> **INSTRUCTIONS FOR THE TASK**:
Check every line of the data below for the word "Search". Copy the ones that have it.

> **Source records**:
# # #

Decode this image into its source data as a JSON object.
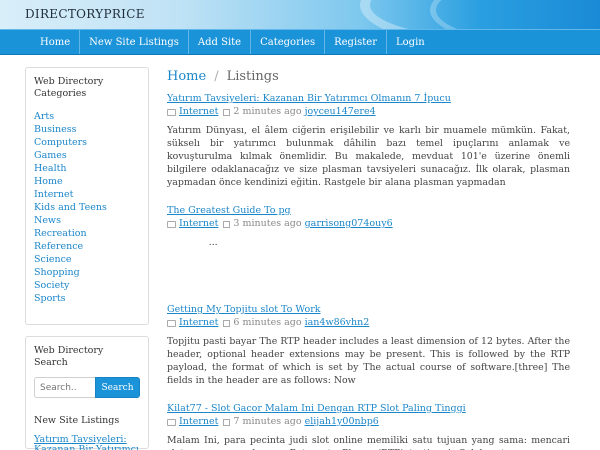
{
  "site": {
    "brand": "DIRECTORYPRICE"
  },
  "nav": [
    "Home",
    "New Site Listings",
    "Add Site",
    "Categories",
    "Register",
    "Login"
  ],
  "sidebar": {
    "directory_title": "Web Directory Categories",
    "categories": [
      "Arts",
      "Business",
      "Computers",
      "Games",
      "Health",
      "Home",
      "Internet",
      "Kids and Teens",
      "News",
      "Recreation",
      "Reference",
      "Science",
      "Shopping",
      "Society",
      "Sports"
    ],
    "search_title": "Web Directory Search",
    "search_placeholder": "Search..",
    "search_button": "Search",
    "new_listings_title": "New Site Listings",
    "new_listings": [
      "Yatırım Tavsiyeleri: Kazanan Bir Yatırımcı Olma"
    ]
  },
  "breadcrumb": {
    "home": "Home",
    "separator": "/",
    "current": "Listings"
  },
  "posts": [
    {
      "title": "Yatırım Tavsiyeleri: Kazanan Bir Yatırımcı Olmanın 7 İpucu",
      "category": "Internet",
      "time": "2 minutes ago",
      "author": "joyceu147ere4",
      "excerpt": "Yatırım Dünyası, el âlem ciğerin erişilebilir ve karlı bir muamele mümkün. Fakat, sükselı bir yatırımcı bulunmak dâhilin bazı temel ipuçlarını anlamak ve kovuşturulma kılmak önemlidir. Bu makalede, mevduat 101'e üzerine önemli bilgilere odaklanacağız ve size plasman tavsiyeleri sunacağız. İlk olarak, plasman yapmadan önce kendinizi eğitin. Rastgele bir alana plasman yapmadan"
    },
    {
      "title": "The Greatest Guide To ￼￼￼￼pg￼￼￼",
      "category": "Internet",
      "time": "3 minutes ago",
      "author": "garrisong074ouy6",
      "excerpt": "￼￼￼￼￼￼￼￼￼￼￼￼￼￼￼￼￼￼￼￼￼￼￼￼￼ ￼￼￼￼￼￼￼￼￼￼￼￼￼￼￼￼￼￼￼￼￼￼￼ ￼￼￼￼￼￼￼￼￼￼￼￼￼￼￼￼￼￼￼￼￼￼￼￼￼￼￼￼￼ ￼￼￼￼￼￼￼￼￼ ￼￼￼￼￼￼￼￼￼￼￼￼￼￼￼￼￼￼￼￼￼￼￼￼￼￼￼￼￼￼￼￼￼￼￼￼￼￼￼￼￼￼￼￼￼￼￼￼￼ ￼￼￼￼￼￼￼￼￼￼￼￼￼￼￼￼￼￼￼￼￼ ￼￼￼￼￼￼￼￼ ￼￼￼￼￼￼￼￼￼￼￼￼￼￼￼￼￼￼￼￼￼ ￼￼￼￼￼￼￼ ￼￼￼￼￼￼￼￼ ￼￼￼￼￼ ￼￼￼￼￼￼￼￼￼￼￼￼￼ ￼￼￼￼￼￼￼￼￼￼￼￼ ￼￼￼￼￼￼￼￼￼￼￼￼￼￼￼￼￼ ￼￼￼￼￼￼￼￼￼￼￼￼￼￼￼￼￼￼￼￼￼￼￼￼￼￼￼￼￼￼￼￼￼￼￼￼￼￼￼￼￼￼￼￼￼￼￼￼￼￼￼￼￼￼￼￼..."
    },
    {
      "title": "Getting My Topjitu slot To Work",
      "category": "Internet",
      "time": "6 minutes ago",
      "author": "ian4w86vhn2",
      "excerpt": "Topjitu pasti bayar The RTP header includes a least dimension of 12 bytes. After the header, optional header extensions may be present. This is followed by the RTP payload, the format of which is set by The actual course of software.[three] The fields in the header are as follows: Now"
    },
    {
      "title": "Kilat77 - Slot Gacor Malam Ini Dengan RTP Slot Paling Tinggi",
      "category": "Internet",
      "time": "7 minutes ago",
      "author": "elijah1y00nbp6",
      "excerpt": "Malam Ini, para pecinta judi slot online memiliki satu tujuan yang sama: mencari slot yang gacor dengan Return to Player (RTP) tertinggi. Salah satu game yang mungkin"
    }
  ]
}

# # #

> **ANSWER FOR THE TASK**:
    "search_title": "Web Directory Search",
    "search_placeholder": "Search..",
    "search_button": "Search",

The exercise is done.